### Provided entries ###

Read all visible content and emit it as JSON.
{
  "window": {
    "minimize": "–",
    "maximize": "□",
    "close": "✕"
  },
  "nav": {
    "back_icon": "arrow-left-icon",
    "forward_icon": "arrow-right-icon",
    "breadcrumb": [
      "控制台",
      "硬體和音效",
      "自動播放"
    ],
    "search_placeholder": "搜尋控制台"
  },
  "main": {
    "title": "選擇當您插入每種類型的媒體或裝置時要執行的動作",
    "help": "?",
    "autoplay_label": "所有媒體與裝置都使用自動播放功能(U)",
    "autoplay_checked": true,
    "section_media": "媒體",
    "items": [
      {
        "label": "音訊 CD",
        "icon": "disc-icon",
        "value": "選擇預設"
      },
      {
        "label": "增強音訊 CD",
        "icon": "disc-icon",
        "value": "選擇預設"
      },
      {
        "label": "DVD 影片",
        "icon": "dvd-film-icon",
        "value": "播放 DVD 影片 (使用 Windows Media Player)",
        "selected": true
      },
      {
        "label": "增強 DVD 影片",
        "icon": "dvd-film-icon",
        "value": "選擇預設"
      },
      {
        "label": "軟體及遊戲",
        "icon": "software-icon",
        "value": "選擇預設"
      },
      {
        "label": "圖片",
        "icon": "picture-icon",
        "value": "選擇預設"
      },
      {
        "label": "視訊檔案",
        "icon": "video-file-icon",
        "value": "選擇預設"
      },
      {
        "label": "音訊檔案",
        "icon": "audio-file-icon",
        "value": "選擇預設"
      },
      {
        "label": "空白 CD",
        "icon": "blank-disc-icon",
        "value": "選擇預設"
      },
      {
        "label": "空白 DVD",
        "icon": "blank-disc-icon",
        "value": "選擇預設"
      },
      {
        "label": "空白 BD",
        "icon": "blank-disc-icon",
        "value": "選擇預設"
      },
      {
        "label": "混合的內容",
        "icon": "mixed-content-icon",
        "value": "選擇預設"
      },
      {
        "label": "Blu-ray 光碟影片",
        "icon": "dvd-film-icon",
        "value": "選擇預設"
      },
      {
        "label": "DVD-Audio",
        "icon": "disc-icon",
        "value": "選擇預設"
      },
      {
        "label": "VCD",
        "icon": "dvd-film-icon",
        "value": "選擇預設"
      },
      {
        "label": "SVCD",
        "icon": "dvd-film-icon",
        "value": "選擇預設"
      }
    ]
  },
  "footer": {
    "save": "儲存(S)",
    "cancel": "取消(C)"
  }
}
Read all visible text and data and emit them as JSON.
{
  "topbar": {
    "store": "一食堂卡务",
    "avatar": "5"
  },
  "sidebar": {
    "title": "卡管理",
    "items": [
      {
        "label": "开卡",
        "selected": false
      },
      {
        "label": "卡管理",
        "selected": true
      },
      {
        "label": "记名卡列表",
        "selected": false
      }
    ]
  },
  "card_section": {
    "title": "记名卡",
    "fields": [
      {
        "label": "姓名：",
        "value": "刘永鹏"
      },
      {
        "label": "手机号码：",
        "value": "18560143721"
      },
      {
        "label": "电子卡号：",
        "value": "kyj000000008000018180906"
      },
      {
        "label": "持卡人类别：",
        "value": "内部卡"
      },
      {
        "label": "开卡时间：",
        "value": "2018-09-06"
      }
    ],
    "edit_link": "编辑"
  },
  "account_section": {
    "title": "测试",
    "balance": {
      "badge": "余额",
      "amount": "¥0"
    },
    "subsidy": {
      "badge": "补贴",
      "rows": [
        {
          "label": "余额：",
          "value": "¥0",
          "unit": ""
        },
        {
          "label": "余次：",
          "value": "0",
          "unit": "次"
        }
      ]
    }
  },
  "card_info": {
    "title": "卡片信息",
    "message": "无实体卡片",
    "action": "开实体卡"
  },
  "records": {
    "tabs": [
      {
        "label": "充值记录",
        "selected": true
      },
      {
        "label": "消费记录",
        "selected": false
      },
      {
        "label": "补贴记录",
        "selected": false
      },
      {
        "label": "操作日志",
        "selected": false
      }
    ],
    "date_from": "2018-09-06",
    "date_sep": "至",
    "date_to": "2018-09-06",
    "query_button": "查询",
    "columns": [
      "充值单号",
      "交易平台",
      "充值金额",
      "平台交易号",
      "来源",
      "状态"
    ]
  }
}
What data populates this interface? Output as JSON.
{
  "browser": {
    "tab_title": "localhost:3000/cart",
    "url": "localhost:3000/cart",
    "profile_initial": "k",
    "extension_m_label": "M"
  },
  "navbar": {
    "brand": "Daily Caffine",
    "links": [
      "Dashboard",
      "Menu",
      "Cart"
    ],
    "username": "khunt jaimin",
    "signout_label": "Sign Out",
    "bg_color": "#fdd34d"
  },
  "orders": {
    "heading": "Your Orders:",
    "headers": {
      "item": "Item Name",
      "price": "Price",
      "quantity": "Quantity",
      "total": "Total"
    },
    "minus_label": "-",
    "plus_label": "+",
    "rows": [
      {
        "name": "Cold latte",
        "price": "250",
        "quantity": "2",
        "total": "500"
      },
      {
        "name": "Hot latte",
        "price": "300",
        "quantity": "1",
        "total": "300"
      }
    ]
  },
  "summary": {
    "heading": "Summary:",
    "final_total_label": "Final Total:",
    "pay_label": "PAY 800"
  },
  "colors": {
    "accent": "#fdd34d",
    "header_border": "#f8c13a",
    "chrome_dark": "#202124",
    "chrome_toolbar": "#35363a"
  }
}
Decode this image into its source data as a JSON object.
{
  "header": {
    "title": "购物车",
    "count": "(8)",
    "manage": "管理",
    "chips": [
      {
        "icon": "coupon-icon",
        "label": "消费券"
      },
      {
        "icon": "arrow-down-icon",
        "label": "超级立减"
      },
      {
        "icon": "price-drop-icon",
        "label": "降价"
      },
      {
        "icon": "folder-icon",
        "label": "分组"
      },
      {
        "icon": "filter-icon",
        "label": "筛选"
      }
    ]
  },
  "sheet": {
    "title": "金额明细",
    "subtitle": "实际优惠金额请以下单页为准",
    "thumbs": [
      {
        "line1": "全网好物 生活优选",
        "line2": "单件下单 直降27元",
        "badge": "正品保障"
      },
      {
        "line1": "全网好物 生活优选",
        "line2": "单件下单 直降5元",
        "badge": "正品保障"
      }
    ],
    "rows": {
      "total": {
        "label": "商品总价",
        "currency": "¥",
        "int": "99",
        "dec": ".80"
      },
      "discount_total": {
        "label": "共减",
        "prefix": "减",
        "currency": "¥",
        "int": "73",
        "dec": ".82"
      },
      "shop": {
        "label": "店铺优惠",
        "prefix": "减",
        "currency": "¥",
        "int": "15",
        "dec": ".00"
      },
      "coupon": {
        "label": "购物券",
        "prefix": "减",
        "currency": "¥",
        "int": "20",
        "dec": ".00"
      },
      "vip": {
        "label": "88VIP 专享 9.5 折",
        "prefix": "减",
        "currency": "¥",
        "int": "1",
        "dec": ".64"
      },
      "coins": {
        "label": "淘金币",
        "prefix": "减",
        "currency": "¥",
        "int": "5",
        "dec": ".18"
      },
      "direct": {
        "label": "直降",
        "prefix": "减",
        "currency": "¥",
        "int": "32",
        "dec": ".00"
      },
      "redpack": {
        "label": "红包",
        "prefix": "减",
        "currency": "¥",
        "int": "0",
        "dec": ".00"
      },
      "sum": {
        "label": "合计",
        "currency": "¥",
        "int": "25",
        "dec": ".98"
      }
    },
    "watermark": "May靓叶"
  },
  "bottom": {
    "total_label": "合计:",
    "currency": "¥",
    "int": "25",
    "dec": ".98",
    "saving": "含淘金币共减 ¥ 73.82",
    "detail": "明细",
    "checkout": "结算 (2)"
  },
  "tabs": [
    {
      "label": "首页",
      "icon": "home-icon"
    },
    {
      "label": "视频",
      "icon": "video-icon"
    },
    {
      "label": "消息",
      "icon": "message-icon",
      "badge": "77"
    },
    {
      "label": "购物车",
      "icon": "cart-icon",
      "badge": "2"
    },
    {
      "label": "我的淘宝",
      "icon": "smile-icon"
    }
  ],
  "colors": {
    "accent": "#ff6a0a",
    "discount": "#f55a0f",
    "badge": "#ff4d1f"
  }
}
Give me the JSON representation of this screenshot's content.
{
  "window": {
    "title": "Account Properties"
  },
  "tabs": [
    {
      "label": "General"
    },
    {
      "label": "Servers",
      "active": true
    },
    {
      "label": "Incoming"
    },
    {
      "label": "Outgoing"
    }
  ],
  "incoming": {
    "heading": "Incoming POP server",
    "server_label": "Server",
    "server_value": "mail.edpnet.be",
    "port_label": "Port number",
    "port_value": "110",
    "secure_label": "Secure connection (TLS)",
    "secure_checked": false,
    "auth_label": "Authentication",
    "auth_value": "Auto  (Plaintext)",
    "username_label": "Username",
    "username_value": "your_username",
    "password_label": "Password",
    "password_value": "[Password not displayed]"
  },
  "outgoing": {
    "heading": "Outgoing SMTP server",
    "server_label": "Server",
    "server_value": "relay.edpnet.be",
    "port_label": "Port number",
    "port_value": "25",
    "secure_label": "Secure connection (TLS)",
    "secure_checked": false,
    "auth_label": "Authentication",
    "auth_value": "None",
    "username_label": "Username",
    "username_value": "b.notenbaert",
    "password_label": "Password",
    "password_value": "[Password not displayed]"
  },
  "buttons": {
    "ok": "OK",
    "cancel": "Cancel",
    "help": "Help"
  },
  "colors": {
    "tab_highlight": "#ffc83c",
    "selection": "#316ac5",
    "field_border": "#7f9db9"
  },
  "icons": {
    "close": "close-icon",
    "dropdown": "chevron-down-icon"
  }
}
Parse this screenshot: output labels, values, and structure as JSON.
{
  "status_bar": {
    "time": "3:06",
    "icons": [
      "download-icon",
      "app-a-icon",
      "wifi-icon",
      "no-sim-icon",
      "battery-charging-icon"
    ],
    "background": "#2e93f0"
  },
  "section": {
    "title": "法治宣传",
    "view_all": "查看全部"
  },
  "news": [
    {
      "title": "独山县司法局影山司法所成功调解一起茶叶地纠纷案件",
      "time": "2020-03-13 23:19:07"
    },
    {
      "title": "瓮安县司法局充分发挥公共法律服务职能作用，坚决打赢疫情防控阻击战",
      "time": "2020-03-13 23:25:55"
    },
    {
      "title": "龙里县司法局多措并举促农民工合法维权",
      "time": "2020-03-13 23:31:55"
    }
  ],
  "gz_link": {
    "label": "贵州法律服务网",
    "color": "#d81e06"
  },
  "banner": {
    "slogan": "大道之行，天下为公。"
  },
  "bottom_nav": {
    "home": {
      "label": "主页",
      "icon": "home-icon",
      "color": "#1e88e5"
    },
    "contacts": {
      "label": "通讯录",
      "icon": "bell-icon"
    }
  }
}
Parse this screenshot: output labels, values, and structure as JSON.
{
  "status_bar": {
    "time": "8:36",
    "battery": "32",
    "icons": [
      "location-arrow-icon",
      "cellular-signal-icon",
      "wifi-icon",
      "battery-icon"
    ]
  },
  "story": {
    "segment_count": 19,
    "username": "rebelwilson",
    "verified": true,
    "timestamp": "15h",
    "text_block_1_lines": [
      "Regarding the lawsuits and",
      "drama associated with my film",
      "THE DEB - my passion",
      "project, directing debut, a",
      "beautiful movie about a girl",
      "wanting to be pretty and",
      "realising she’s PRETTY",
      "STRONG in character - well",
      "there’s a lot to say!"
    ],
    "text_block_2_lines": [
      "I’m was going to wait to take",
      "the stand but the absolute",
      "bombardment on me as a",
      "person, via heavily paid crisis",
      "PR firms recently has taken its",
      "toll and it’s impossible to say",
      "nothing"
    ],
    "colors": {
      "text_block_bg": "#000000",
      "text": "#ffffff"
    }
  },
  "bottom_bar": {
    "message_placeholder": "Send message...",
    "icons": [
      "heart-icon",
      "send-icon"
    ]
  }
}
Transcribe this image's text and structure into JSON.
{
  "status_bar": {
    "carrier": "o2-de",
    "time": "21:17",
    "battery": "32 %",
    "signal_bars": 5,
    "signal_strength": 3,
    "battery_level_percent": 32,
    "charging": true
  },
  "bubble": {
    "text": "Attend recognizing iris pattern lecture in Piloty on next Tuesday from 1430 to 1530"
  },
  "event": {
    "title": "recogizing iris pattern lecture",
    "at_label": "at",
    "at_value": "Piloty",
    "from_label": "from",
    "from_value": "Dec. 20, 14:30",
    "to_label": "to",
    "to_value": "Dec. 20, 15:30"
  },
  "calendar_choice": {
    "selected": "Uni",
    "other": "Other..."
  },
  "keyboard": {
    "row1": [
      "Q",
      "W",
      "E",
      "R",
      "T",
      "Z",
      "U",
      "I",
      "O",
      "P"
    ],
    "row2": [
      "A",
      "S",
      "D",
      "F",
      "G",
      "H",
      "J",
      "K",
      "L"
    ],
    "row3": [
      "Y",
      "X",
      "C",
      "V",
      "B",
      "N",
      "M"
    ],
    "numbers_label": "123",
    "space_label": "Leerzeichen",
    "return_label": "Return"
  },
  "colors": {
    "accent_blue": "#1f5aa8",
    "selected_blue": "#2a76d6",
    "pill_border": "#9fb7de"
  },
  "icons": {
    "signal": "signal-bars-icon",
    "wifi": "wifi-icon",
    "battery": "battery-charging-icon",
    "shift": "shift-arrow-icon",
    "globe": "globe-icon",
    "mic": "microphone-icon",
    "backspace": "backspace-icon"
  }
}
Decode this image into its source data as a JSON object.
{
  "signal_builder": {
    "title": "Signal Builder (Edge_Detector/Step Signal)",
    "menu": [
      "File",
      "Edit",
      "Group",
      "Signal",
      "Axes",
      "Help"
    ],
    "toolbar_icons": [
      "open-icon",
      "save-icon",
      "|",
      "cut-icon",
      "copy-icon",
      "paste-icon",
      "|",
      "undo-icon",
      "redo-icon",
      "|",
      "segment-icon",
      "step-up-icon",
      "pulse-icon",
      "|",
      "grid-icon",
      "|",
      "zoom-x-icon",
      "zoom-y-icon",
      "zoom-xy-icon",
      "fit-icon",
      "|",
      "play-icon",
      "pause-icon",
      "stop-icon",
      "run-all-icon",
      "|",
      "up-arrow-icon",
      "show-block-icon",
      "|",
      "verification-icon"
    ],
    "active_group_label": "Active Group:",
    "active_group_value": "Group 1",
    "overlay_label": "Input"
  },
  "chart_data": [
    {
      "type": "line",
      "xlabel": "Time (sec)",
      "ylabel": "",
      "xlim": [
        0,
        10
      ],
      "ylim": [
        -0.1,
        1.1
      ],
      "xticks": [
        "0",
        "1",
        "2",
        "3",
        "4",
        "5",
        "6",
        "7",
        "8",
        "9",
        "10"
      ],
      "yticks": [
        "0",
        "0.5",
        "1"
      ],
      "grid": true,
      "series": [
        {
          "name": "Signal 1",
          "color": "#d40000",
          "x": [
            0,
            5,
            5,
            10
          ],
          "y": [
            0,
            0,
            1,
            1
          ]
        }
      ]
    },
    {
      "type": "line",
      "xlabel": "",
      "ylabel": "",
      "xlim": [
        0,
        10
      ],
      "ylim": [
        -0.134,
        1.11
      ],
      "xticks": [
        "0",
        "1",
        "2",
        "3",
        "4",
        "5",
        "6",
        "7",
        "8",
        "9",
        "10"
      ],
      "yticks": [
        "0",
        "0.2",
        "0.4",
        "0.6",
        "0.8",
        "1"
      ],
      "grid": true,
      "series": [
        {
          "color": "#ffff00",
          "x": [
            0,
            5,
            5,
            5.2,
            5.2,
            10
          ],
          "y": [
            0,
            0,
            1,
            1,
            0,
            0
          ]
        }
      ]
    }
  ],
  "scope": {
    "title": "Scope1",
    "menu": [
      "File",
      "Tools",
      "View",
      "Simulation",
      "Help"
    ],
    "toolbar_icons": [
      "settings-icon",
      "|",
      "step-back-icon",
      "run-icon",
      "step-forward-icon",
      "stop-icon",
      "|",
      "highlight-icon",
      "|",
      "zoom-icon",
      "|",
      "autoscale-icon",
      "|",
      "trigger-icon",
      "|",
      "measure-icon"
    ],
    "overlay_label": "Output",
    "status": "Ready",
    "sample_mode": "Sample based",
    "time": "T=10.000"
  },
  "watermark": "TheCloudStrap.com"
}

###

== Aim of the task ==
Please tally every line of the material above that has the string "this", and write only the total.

== Written solution ==
7